— Your goal —
Your answer should repeat the entries in full, exactly as given, with no pictures.

** Opening Records shown block **

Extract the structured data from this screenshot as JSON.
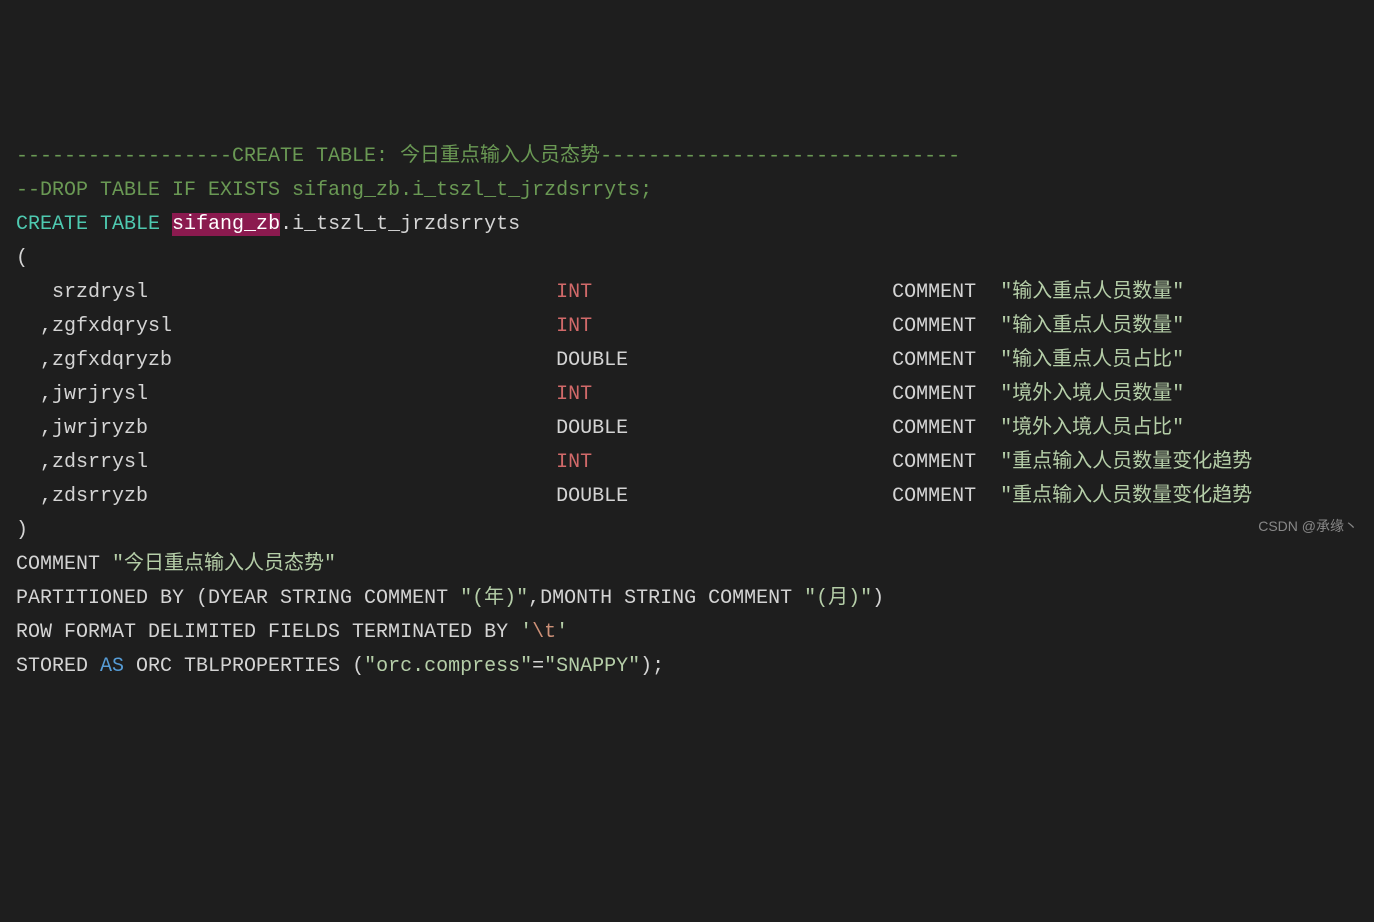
{
  "line1": {
    "prefix": "------------------CREATE TABLE: ",
    "title": "今日重点输入人员态势",
    "suffix": "------------------------------"
  },
  "line2": "--DROP TABLE IF EXISTS sifang_zb.i_tszl_t_jrzdsrryts;",
  "create": {
    "kw": "CREATE TABLE",
    "schema": "sifang_zb",
    "dot_table": ".i_tszl_t_jrzdsrryts"
  },
  "columns": [
    {
      "lead": "   ",
      "name": "srzdrysl",
      "type": "INT",
      "commentKw": "COMMENT",
      "comment": "\"输入重点人员数量\""
    },
    {
      "lead": "  ,",
      "name": "zgfxdqrysl",
      "type": "INT",
      "commentKw": "COMMENT",
      "comment": "\"输入重点人员数量\""
    },
    {
      "lead": "  ,",
      "name": "zgfxdqryzb",
      "type": "DOUBLE",
      "commentKw": "COMMENT",
      "comment": "\"输入重点人员占比\""
    },
    {
      "lead": "  ,",
      "name": "jwrjrysl",
      "type": "INT",
      "commentKw": "COMMENT",
      "comment": "\"境外入境人员数量\""
    },
    {
      "lead": "  ,",
      "name": "jwrjryzb",
      "type": "DOUBLE",
      "commentKw": "COMMENT",
      "comment": "\"境外入境人员占比\""
    },
    {
      "lead": "  ,",
      "name": "zdsrrysl",
      "type": "INT",
      "commentKw": "COMMENT",
      "comment": "\"重点输入人员数量变化趋势"
    },
    {
      "lead": "  ,",
      "name": "zdsrryzb",
      "type": "DOUBLE",
      "commentKw": "COMMENT",
      "comment": "\"重点输入人员数量变化趋势"
    }
  ],
  "paren_open": "(",
  "paren_close": ")",
  "tableComment": {
    "kw": "COMMENT ",
    "val": "\"今日重点输入人员态势\""
  },
  "partition": {
    "p1": "PARTITIONED BY (DYEAR STRING COMMENT ",
    "y": "\"(年)\"",
    "mid": ",DMONTH STRING COMMENT ",
    "m": "\"(月)\"",
    "end": ")"
  },
  "rowformat": {
    "p1": "ROW FORMAT DELIMITED FIELDS TERMINATED BY ",
    "q1": "'",
    "esc": "\\t",
    "q2": "'"
  },
  "stored": {
    "p1": "STORED ",
    "as": "AS",
    "p2": " ORC TBLPROPERTIES (",
    "k": "\"orc.compress\"",
    "eq": "=",
    "v": "\"SNAPPY\"",
    "end": ");"
  },
  "watermark": "CSDN @承缘丶"
}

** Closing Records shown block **

— Expected output —
Extract the structured data from this screenshot as JSON.
{
  "line1": {
    "prefix": "------------------CREATE TABLE: ",
    "title": "今日重点输入人员态势",
    "suffix": "------------------------------"
  },
  "line2": "--DROP TABLE IF EXISTS sifang_zb.i_tszl_t_jrzdsrryts;",
  "create": {
    "kw": "CREATE TABLE",
    "schema": "sifang_zb",
    "dot_table": ".i_tszl_t_jrzdsrryts"
  },
  "columns": [
    {
      "lead": "   ",
      "name": "srzdrysl",
      "type": "INT",
      "commentKw": "COMMENT",
      "comment": "\"输入重点人员数量\""
    },
    {
      "lead": "  ,",
      "name": "zgfxdqrysl",
      "type": "INT",
      "commentKw": "COMMENT",
      "comment": "\"输入重点人员数量\""
    },
    {
      "lead": "  ,",
      "name": "zgfxdqryzb",
      "type": "DOUBLE",
      "commentKw": "COMMENT",
      "comment": "\"输入重点人员占比\""
    },
    {
      "lead": "  ,",
      "name": "jwrjrysl",
      "type": "INT",
      "commentKw": "COMMENT",
      "comment": "\"境外入境人员数量\""
    },
    {
      "lead": "  ,",
      "name": "jwrjryzb",
      "type": "DOUBLE",
      "commentKw": "COMMENT",
      "comment": "\"境外入境人员占比\""
    },
    {
      "lead": "  ,",
      "name": "zdsrrysl",
      "type": "INT",
      "commentKw": "COMMENT",
      "comment": "\"重点输入人员数量变化趋势"
    },
    {
      "lead": "  ,",
      "name": "zdsrryzb",
      "type": "DOUBLE",
      "commentKw": "COMMENT",
      "comment": "\"重点输入人员数量变化趋势"
    }
  ],
  "paren_open": "(",
  "paren_close": ")",
  "tableComment": {
    "kw": "COMMENT ",
    "val": "\"今日重点输入人员态势\""
  },
  "partition": {
    "p1": "PARTITIONED BY (DYEAR STRING COMMENT ",
    "y": "\"(年)\"",
    "mid": ",DMONTH STRING COMMENT ",
    "m": "\"(月)\"",
    "end": ")"
  },
  "rowformat": {
    "p1": "ROW FORMAT DELIMITED FIELDS TERMINATED BY ",
    "q1": "'",
    "esc": "\\t",
    "q2": "'"
  },
  "stored": {
    "p1": "STORED ",
    "as": "AS",
    "p2": " ORC TBLPROPERTIES (",
    "k": "\"orc.compress\"",
    "eq": "=",
    "v": "\"SNAPPY\"",
    "end": ");"
  },
  "watermark": "CSDN @承缘丶"
}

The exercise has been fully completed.